MSR: This session we will be delving into how paid social can play a role alongside PPC in driving new customers to your e-comm business at times of peak demand. We will also talk about how to nurture those new customer acquisitions to keep them coming back out of season.
LD: Sounds like a must-attend session for e-commerce marketers. You’re also leading a full-day workshop on Friday, February 21, devoted to paid social commerce. Tell us a bit more about that — who should come, what they’ll learn, why you think it’s worth attending.
MSR: This workshop is geared mainly towards advanced SEO and PPC practitioners that don’t have much day-to-day experience with paid social media. As I mentioned before, there’s only so much revenue that you can squeeze from people searching for what you do. In order to get any more return on ad spend, e-commerce companies will need to acquire more qualified prospective customers. Paid social media give e-commerce the opportunity to get in front of a passive audience based on their interests and behaviors BEFORE they start searching. Paid social is usually less expensive and more targeted than display and gives us a much better audience pool for retargeting. So, if you want to get into the weeds of creating paid social campaigns that integrate with your search and PPC efforts and help grow revenue, then this is the workshop for you.

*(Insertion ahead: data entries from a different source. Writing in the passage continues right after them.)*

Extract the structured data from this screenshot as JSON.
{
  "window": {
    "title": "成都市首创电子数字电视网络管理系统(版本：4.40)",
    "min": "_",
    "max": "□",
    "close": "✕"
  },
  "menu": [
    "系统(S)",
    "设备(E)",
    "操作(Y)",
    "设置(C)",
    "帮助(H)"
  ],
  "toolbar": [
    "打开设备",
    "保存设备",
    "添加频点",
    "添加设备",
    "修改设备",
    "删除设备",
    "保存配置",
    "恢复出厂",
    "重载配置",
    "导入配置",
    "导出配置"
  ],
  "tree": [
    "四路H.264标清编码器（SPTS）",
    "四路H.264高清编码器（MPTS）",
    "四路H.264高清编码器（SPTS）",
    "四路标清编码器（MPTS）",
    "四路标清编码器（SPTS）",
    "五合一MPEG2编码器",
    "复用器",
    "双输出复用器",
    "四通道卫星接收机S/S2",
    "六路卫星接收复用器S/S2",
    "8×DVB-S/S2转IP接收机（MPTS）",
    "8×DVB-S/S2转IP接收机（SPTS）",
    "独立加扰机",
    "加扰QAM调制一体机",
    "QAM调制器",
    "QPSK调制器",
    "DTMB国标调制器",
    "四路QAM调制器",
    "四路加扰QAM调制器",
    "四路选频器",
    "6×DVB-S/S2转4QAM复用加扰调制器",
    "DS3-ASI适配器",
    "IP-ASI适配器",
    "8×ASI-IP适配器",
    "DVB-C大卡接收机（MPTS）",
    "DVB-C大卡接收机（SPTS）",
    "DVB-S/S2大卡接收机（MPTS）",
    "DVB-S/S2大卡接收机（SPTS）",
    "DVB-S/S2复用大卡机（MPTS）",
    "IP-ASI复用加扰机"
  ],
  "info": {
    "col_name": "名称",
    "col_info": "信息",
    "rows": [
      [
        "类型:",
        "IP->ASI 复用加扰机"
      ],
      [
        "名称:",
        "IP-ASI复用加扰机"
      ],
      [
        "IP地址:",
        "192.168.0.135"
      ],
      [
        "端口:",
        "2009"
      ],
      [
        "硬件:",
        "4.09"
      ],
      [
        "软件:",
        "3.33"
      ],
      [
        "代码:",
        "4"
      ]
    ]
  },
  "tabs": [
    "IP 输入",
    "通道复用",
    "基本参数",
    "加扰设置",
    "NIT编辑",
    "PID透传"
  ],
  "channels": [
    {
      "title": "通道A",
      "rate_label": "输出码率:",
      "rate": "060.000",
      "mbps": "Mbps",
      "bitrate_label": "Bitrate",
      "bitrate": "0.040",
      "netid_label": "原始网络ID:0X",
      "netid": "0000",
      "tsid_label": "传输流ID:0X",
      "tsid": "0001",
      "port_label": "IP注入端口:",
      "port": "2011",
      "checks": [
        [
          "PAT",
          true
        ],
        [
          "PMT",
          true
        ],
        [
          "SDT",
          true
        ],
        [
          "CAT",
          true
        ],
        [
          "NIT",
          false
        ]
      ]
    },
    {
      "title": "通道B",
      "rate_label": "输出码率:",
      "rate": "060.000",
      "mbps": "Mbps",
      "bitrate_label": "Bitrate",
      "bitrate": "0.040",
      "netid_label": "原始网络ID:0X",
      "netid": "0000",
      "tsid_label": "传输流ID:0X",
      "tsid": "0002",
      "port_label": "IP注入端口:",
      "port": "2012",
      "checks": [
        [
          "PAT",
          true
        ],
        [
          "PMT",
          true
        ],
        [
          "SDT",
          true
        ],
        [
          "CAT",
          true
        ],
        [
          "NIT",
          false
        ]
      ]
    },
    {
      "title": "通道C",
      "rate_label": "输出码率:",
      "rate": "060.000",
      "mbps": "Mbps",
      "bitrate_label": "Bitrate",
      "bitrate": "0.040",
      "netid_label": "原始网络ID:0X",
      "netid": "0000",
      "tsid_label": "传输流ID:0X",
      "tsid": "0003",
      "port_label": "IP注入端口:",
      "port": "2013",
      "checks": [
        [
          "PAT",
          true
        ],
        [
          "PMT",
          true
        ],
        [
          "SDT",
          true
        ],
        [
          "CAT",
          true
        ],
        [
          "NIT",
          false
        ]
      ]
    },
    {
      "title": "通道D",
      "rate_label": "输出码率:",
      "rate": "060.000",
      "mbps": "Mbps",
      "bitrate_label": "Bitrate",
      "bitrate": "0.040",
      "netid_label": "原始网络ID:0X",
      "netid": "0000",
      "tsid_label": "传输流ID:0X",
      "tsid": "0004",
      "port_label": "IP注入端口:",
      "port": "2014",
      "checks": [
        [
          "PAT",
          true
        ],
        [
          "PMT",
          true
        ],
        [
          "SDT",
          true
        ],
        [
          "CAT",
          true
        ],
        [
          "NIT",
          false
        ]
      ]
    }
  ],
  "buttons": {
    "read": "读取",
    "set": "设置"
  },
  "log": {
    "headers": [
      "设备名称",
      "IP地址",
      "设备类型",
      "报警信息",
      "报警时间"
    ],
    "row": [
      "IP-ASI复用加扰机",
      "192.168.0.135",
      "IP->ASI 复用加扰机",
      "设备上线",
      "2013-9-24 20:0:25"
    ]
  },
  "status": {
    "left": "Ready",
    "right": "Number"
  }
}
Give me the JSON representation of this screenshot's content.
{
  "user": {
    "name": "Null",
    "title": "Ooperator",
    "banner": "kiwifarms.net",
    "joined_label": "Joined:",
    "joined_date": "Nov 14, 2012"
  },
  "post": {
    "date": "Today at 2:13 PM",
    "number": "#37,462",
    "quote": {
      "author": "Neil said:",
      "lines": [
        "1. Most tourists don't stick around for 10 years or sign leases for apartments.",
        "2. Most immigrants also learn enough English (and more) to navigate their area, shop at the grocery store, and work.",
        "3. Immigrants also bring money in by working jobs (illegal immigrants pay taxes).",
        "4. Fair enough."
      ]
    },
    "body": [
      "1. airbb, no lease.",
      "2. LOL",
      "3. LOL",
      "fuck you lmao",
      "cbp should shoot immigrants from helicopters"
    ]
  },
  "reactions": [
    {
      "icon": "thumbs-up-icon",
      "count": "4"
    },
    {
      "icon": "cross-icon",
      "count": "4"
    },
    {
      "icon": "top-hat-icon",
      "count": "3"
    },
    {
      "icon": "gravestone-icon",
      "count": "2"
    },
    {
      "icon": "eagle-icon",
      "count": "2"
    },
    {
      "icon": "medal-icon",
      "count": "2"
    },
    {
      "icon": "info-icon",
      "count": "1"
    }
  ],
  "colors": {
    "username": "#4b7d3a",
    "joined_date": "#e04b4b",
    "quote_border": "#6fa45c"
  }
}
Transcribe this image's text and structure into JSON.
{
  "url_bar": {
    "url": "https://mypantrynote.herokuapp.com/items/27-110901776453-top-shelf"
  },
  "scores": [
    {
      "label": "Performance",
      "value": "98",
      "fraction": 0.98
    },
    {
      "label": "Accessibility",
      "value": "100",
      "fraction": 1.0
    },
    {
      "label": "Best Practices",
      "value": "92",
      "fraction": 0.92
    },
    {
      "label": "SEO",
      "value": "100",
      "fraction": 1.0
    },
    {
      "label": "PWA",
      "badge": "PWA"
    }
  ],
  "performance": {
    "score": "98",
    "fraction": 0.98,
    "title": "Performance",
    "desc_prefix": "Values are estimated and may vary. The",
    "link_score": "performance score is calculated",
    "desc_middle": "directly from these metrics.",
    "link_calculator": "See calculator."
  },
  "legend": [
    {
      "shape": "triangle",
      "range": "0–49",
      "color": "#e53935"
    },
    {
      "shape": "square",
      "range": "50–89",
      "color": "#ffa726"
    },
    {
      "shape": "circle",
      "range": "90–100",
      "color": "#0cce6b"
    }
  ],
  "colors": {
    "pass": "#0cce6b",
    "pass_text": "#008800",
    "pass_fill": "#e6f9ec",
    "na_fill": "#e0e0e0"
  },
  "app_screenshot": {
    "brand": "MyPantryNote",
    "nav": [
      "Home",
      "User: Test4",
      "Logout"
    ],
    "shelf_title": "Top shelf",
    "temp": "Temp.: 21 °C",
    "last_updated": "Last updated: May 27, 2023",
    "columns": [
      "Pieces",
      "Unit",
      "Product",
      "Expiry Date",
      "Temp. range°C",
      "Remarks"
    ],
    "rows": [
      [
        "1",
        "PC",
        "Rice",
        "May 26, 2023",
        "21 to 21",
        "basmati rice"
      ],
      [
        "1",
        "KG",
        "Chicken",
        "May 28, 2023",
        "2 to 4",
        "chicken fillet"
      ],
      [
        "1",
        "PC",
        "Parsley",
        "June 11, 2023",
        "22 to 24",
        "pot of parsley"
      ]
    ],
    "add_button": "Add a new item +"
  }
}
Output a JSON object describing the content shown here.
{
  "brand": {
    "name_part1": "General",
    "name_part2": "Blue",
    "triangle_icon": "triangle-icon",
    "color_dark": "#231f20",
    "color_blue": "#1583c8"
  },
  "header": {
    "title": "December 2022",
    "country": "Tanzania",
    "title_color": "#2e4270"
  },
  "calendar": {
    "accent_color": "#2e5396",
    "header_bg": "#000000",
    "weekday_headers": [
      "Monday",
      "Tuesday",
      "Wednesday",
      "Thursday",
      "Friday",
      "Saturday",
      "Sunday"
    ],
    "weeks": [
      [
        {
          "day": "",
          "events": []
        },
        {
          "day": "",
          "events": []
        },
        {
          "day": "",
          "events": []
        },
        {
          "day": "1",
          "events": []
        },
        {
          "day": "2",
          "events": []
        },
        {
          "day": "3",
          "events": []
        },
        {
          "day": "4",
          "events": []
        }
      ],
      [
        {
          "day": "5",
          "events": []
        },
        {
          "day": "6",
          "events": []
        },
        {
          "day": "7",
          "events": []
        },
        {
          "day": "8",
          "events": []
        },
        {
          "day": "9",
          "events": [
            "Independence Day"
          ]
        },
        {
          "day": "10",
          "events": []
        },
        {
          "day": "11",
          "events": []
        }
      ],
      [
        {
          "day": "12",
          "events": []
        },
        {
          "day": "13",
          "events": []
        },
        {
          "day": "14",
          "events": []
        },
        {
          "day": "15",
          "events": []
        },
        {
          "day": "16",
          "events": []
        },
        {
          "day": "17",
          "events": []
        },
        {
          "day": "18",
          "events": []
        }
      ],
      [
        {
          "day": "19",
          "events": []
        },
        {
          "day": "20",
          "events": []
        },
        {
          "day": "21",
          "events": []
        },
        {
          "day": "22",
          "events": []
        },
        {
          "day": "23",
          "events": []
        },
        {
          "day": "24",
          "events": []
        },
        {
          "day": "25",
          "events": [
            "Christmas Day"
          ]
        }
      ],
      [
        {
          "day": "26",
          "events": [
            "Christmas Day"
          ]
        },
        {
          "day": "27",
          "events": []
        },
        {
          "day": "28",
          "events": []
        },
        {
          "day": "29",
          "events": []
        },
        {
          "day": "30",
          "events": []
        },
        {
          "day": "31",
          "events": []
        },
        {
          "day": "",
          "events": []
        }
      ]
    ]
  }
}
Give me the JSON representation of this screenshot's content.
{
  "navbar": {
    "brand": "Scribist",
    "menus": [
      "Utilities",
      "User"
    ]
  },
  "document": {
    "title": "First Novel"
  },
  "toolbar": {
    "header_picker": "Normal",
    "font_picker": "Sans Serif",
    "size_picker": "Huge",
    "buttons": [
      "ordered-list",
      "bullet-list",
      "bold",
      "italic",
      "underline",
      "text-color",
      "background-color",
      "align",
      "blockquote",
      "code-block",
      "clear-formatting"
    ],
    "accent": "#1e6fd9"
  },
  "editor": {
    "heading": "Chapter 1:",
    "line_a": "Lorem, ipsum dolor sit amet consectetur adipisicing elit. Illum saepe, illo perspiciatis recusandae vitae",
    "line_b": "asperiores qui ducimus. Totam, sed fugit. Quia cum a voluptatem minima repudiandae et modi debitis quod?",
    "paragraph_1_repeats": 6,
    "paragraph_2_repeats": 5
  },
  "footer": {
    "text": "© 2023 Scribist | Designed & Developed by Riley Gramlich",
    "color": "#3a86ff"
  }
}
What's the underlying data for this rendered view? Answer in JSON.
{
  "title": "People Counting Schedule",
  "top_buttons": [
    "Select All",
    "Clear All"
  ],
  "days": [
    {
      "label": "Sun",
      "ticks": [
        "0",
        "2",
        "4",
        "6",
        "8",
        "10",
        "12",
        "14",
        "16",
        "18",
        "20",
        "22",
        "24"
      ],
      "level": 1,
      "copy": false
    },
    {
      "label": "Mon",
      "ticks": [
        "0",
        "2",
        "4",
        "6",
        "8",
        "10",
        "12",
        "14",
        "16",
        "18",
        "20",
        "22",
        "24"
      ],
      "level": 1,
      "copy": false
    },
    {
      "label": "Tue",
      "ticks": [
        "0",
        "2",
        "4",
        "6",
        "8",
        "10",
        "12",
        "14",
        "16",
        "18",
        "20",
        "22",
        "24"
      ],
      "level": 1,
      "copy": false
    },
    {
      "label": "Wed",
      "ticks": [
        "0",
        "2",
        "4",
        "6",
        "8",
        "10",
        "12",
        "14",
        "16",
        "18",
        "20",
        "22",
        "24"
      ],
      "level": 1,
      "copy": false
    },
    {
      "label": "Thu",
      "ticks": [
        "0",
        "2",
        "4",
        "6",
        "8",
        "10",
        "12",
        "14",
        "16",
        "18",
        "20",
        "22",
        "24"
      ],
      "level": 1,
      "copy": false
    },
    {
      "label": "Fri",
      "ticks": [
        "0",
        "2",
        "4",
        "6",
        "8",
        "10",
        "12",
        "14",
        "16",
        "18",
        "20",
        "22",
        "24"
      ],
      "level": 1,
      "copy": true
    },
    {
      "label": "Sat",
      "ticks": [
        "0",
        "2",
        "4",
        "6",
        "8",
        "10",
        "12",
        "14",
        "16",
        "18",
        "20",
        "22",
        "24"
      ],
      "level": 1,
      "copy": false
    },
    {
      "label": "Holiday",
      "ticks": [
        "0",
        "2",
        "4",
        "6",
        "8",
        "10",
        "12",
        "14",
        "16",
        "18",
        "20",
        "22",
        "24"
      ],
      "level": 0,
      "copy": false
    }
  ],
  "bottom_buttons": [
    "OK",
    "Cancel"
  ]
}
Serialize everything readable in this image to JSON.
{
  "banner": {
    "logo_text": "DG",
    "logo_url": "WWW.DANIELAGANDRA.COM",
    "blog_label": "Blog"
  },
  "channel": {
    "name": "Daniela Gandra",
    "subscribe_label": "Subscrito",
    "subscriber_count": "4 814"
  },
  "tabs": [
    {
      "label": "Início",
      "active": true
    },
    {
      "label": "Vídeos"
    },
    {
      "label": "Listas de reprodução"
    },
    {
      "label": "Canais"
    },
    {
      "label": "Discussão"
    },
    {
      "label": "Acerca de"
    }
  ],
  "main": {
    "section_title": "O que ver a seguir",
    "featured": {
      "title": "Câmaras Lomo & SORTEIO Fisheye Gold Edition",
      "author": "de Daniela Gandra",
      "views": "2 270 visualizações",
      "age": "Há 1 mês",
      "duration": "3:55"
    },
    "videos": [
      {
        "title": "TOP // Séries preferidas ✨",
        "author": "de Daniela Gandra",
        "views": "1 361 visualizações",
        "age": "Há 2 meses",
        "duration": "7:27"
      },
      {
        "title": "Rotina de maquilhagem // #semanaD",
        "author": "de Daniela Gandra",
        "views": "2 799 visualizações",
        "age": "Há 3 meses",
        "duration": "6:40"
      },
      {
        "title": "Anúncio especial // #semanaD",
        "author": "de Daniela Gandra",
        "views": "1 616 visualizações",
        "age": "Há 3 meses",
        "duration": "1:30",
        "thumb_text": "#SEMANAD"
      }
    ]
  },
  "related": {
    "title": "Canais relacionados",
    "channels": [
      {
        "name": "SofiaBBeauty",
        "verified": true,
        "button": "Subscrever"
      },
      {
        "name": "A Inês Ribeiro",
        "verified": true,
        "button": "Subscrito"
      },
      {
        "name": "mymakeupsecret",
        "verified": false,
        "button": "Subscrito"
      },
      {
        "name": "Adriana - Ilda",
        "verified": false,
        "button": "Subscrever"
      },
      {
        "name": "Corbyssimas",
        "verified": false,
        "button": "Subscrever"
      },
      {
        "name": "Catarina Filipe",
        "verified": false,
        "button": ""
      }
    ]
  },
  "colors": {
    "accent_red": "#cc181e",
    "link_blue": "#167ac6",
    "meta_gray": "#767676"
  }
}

LD: Excellent! What an awesome training opportunity. Alright, we’re almost out of time. We should move onto the essentials. Favorite food, vacation destination, and animal — GO!
MSR: Food – pasta with any kind of creamy/cheesy sauce which also makes it my kryptonite. Vacation – places with an interesting history to explore. I’m currently halfway through writing a manuscript of historical fiction and hope to visit several notable places associated with the Golden Age of Piracy (Jamaica, the Bahamas, Charleston, Cape Cod, NYC). Animal – Song birds.
LD: Wow! I did not see that coming. The manuscript, not the pasta. Great, now I want Fettuccine Alfredo. But no… can we circle back on that writing project? That sounds fascinating.
MSR: Most people aren’t aware that I published my first book at about the same time I started my career in marketing. And since the topic isn’t marketing (I don’t think I’ll ever write a book on marketing) you don’t really see that side of me much. So, for anyone that runs into me at SMX West, I’m just as game to discuss pirates and novels as I love helping people level up their online marketing.
LD: Ahoy, ahoy! That’s awesome! And a fun tidbit I wouldn’t have known if not for this interview. Thanks so much for the time today, Michelle. I’ll keep an eye out for you next month at SMX West!
And I hope to see you there, too, reader! There’s still time to secure your ticket! Remember, digital commerce marketing is just one of the topics you can train on February 19-20 — you’ll also get the tactic-rich SEO and SEM/PPC sessions SMX is known for: It’s three lanes with no limits.
Tune in tomorrow for another insightful digital commerce interview — up on deck is Joe Martinez, Director of Client Strategy at Clix Marketing!